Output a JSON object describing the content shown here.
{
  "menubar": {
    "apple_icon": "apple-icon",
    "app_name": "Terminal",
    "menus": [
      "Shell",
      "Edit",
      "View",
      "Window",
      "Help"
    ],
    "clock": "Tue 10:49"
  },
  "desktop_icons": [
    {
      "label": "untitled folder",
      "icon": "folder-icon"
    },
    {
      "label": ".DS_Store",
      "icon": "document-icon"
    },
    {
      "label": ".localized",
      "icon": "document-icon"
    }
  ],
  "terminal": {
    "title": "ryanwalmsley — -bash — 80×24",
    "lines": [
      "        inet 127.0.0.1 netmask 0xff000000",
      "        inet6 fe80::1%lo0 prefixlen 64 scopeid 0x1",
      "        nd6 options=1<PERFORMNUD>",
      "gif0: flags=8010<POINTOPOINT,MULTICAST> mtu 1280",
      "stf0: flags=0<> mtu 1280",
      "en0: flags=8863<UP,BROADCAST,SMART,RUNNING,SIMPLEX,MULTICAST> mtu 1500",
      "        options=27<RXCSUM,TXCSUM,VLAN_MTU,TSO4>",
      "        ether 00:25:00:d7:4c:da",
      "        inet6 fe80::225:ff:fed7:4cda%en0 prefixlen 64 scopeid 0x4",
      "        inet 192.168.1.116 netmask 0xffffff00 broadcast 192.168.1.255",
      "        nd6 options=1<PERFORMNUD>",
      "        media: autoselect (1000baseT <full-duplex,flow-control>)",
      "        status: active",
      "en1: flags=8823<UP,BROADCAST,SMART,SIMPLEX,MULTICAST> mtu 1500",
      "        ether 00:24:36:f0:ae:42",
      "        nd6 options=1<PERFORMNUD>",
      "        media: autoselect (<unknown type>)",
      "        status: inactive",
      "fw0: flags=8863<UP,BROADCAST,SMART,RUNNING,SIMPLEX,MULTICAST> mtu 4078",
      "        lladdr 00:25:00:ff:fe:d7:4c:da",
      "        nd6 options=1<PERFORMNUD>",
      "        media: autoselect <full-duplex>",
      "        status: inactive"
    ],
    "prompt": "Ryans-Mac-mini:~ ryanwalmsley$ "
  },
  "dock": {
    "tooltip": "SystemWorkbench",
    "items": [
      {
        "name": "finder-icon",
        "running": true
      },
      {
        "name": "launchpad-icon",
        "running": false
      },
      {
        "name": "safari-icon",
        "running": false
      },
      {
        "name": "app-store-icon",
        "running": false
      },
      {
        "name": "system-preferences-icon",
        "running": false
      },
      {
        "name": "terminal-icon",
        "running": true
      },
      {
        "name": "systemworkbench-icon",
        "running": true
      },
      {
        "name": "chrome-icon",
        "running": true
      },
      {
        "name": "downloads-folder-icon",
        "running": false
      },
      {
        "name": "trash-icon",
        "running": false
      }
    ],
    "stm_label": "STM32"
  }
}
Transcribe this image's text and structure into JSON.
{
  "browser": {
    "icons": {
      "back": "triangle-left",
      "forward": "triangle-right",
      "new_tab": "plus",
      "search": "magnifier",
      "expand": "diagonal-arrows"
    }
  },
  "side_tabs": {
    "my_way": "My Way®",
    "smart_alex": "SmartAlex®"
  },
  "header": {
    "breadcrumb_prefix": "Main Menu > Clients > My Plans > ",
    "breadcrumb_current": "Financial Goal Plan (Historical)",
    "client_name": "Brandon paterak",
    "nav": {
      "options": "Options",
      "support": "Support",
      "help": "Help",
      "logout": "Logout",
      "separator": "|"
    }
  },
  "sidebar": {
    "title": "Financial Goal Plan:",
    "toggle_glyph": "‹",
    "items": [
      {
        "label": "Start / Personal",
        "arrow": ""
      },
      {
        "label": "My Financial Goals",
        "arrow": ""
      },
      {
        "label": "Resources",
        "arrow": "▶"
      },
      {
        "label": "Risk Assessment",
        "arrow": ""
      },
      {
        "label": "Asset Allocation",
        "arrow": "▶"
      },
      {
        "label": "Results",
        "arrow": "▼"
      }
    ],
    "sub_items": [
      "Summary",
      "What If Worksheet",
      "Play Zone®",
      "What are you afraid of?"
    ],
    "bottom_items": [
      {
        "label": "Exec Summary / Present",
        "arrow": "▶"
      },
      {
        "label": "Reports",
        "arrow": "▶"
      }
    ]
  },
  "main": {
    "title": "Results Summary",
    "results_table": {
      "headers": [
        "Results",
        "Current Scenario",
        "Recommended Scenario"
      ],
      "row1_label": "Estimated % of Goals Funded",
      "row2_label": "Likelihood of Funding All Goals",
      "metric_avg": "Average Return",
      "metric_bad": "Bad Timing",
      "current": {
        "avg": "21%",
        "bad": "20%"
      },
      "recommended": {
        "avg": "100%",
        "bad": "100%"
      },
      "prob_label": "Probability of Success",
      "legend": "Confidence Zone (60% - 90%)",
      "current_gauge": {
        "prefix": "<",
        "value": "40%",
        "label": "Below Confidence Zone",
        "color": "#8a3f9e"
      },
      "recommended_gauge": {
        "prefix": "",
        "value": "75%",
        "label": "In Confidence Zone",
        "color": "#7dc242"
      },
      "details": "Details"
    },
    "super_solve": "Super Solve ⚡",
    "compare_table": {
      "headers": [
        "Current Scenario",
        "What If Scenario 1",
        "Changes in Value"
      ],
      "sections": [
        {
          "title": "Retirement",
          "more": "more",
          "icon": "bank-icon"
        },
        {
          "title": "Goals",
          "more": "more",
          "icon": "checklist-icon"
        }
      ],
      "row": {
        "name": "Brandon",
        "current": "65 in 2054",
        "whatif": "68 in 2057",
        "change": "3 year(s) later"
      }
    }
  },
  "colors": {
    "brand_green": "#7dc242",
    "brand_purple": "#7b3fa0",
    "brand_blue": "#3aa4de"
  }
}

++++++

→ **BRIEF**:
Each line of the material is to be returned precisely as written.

→ **ANSWER AREA**:
Output a JSON object describing the content shown here.
{
  "menubar": {
    "apple_icon": "apple-icon",
    "app_name": "Terminal",
    "menus": [
      "Shell",
      "Edit",
      "View",
      "Window",
      "Help"
    ],
    "clock": "Tue 10:49"
  },
  "desktop_icons": [
    {
      "label": "untitled folder",
      "icon": "folder-icon"
    },
    {
      "label": ".DS_Store",
      "icon": "document-icon"
    },
    {
      "label": ".localized",
      "icon": "document-icon"
    }
  ],
  "terminal": {
    "title": "ryanwalmsley — -bash — 80×24",
    "lines": [
      "        inet 127.0.0.1 netmask 0xff000000",
      "        inet6 fe80::1%lo0 prefixlen 64 scopeid 0x1",
      "        nd6 options=1<PERFORMNUD>",
      "gif0: flags=8010<POINTOPOINT,MULTICAST> mtu 1280",
      "stf0: flags=0<> mtu 1280",
      "en0: flags=8863<UP,BROADCAST,SMART,RUNNING,SIMPLEX,MULTICAST> mtu 1500",
      "        options=27<RXCSUM,TXCSUM,VLAN_MTU,TSO4>",
      "        ether 00:25:00:d7:4c:da",
      "        inet6 fe80::225:ff:fed7:4cda%en0 prefixlen 64 scopeid 0x4",
      "        inet 192.168.1.116 netmask 0xffffff00 broadcast 192.168.1.255",
      "        nd6 options=1<PERFORMNUD>",
      "        media: autoselect (1000baseT <full-duplex,flow-control>)",
      "        status: active",
      "en1: flags=8823<UP,BROADCAST,SMART,SIMPLEX,MULTICAST> mtu 1500",
      "        ether 00:24:36:f0:ae:42",
      "        nd6 options=1<PERFORMNUD>",
      "        media: autoselect (<unknown type>)",
      "        status: inactive",
      "fw0: flags=8863<UP,BROADCAST,SMART,RUNNING,SIMPLEX,MULTICAST> mtu 4078",
      "        lladdr 00:25:00:ff:fe:d7:4c:da",
      "        nd6 options=1<PERFORMNUD>",
      "        media: autoselect <full-duplex>",
      "        status: inactive"
    ],
    "prompt": "Ryans-Mac-mini:~ ryanwalmsley$ "
  },
  "dock": {
    "tooltip": "SystemWorkbench",
    "items": [
      {
        "name": "finder-icon",
        "running": true
      },
      {
        "name": "launchpad-icon",
        "running": false
      },
      {
        "name": "safari-icon",
        "running": false
      },
      {
        "name": "app-store-icon",
        "running": false
      },
      {
        "name": "system-preferences-icon",
        "running": false
      },
      {
        "name": "terminal-icon",
        "running": true
      },
      {
        "name": "systemworkbench-icon",
        "running": true
      },
      {
        "name": "chrome-icon",
        "running": true
      },
      {
        "name": "downloads-folder-icon",
        "running": false
      },
      {
        "name": "trash-icon",
        "running": false
      }
    ],
    "stm_label": "STM32"
  }
}
Transcribe this image's text and structure into JSON.
{
  "browser": {
    "icons": {
      "back": "triangle-left",
      "forward": "triangle-right",
      "new_tab": "plus",
      "search": "magnifier",
      "expand": "diagonal-arrows"
    }
  },
  "side_tabs": {
    "my_way": "My Way®",
    "smart_alex": "SmartAlex®"
  },
  "header": {
    "breadcrumb_prefix": "Main Menu > Clients > My Plans > ",
    "breadcrumb_current": "Financial Goal Plan (Historical)",
    "client_name": "Brandon paterak",
    "nav": {
      "options": "Options",
      "support": "Support",
      "help": "Help",
      "logout": "Logout",
      "separator": "|"
    }
  },
  "sidebar": {
    "title": "Financial Goal Plan:",
    "toggle_glyph": "‹",
    "items": [
      {
        "label": "Start / Personal",
        "arrow": ""
      },
      {
        "label": "My Financial Goals",
        "arrow": ""
      },
      {
        "label": "Resources",
        "arrow": "▶"
      },
      {
        "label": "Risk Assessment",
        "arrow": ""
      },
      {
        "label": "Asset Allocation",
        "arrow": "▶"
      },
      {
        "label": "Results",
        "arrow": "▼"
      }
    ],
    "sub_items": [
      "Summary",
      "What If Worksheet",
      "Play Zone®",
      "What are you afraid of?"
    ],
    "bottom_items": [
      {
        "label": "Exec Summary / Present",
        "arrow": "▶"
      },
      {
        "label": "Reports",
        "arrow": "▶"
      }
    ]
  },
  "main": {
    "title": "Results Summary",
    "results_table": {
      "headers": [
        "Results",
        "Current Scenario",
        "Recommended Scenario"
      ],
      "row1_label": "Estimated % of Goals Funded",
      "row2_label": "Likelihood of Funding All Goals",
      "metric_avg": "Average Return",
      "metric_bad": "Bad Timing",
      "current": {
        "avg": "21%",
        "bad": "20%"
      },
      "recommended": {
        "avg": "100%",
        "bad": "100%"
      },
      "prob_label": "Probability of Success",
      "legend": "Confidence Zone (60% - 90%)",
      "current_gauge": {
        "prefix": "<",
        "value": "40%",
        "label": "Below Confidence Zone",
        "color": "#8a3f9e"
      },
      "recommended_gauge": {
        "prefix": "",
        "value": "75%",
        "label": "In Confidence Zone",
        "color": "#7dc242"
      },
      "details": "Details"
    },
    "super_solve": "Super Solve ⚡",
    "compare_table": {
      "headers": [
        "Current Scenario",
        "What If Scenario 1",
        "Changes in Value"
      ],
      "sections": [
        {
          "title": "Retirement",
          "more": "more",
          "icon": "bank-icon"
        },
        {
          "title": "Goals",
          "more": "more",
          "icon": "checklist-icon"
        }
      ],
      "row": {
        "name": "Brandon",
        "current": "65 in 2054",
        "whatif": "68 in 2057",
        "change": "3 year(s) later"
      }
    }
  },
  "colors": {
    "brand_green": "#7dc242",
    "brand_purple": "#7b3fa0",
    "brand_blue": "#3aa4de"
  }
}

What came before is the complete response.